▶ **TASK INSTRUCTIONS**
Find the word "Code" in the material below and gather every line that contains it.

========================================

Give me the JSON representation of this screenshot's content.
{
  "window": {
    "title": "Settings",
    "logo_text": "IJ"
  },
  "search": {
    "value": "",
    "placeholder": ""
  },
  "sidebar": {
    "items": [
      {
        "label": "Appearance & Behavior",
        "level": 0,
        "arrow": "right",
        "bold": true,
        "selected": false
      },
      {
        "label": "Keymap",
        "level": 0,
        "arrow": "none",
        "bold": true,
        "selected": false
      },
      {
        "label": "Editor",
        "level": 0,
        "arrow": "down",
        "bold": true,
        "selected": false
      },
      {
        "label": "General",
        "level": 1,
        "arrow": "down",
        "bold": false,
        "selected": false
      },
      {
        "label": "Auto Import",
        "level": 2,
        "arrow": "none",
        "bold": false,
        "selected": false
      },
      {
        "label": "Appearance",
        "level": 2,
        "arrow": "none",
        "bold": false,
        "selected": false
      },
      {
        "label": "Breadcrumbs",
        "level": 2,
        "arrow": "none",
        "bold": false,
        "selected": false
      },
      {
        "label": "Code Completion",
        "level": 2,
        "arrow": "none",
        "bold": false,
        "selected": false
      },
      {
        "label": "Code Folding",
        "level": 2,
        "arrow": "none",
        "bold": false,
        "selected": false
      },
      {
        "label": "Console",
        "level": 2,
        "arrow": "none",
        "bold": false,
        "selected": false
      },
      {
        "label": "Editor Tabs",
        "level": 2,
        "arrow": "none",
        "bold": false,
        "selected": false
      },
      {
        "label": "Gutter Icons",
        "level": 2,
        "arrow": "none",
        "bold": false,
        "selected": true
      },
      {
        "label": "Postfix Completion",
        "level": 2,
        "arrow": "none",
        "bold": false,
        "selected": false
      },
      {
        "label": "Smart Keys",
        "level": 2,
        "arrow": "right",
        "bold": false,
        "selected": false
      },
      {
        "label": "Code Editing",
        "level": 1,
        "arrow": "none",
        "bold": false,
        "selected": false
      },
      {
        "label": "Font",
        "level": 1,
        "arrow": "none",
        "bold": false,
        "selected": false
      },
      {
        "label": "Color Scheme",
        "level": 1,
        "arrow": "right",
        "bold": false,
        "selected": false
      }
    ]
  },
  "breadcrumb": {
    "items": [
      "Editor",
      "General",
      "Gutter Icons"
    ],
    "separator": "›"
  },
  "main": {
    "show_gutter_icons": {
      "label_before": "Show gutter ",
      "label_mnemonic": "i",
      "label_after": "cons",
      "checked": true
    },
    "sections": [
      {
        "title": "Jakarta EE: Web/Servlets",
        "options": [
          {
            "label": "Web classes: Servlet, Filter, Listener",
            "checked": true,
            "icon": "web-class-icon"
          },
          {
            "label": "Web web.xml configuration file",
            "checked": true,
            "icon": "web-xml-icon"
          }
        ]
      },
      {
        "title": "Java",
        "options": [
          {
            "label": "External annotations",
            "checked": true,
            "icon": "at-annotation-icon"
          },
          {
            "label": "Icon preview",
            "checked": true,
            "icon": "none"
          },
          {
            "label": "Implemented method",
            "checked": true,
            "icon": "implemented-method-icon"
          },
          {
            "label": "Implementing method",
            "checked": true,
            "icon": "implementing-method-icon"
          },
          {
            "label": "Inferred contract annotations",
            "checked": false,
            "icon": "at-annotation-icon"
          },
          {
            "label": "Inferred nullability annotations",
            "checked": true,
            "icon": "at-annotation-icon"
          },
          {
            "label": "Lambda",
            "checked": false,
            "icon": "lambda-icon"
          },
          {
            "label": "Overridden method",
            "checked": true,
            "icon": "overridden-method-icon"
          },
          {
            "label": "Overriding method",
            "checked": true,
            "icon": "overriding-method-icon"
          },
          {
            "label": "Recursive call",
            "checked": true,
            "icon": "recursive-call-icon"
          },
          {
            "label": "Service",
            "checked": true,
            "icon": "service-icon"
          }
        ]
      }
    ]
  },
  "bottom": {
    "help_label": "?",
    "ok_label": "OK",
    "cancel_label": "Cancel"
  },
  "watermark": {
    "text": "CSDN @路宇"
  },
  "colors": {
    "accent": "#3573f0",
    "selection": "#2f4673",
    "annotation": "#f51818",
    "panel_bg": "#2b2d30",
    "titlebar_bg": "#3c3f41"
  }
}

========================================

▶ **WRITTEN SOLUTION**
        "label": "Code Completion",
        "label": "Code Folding",
        "label": "Code Editing",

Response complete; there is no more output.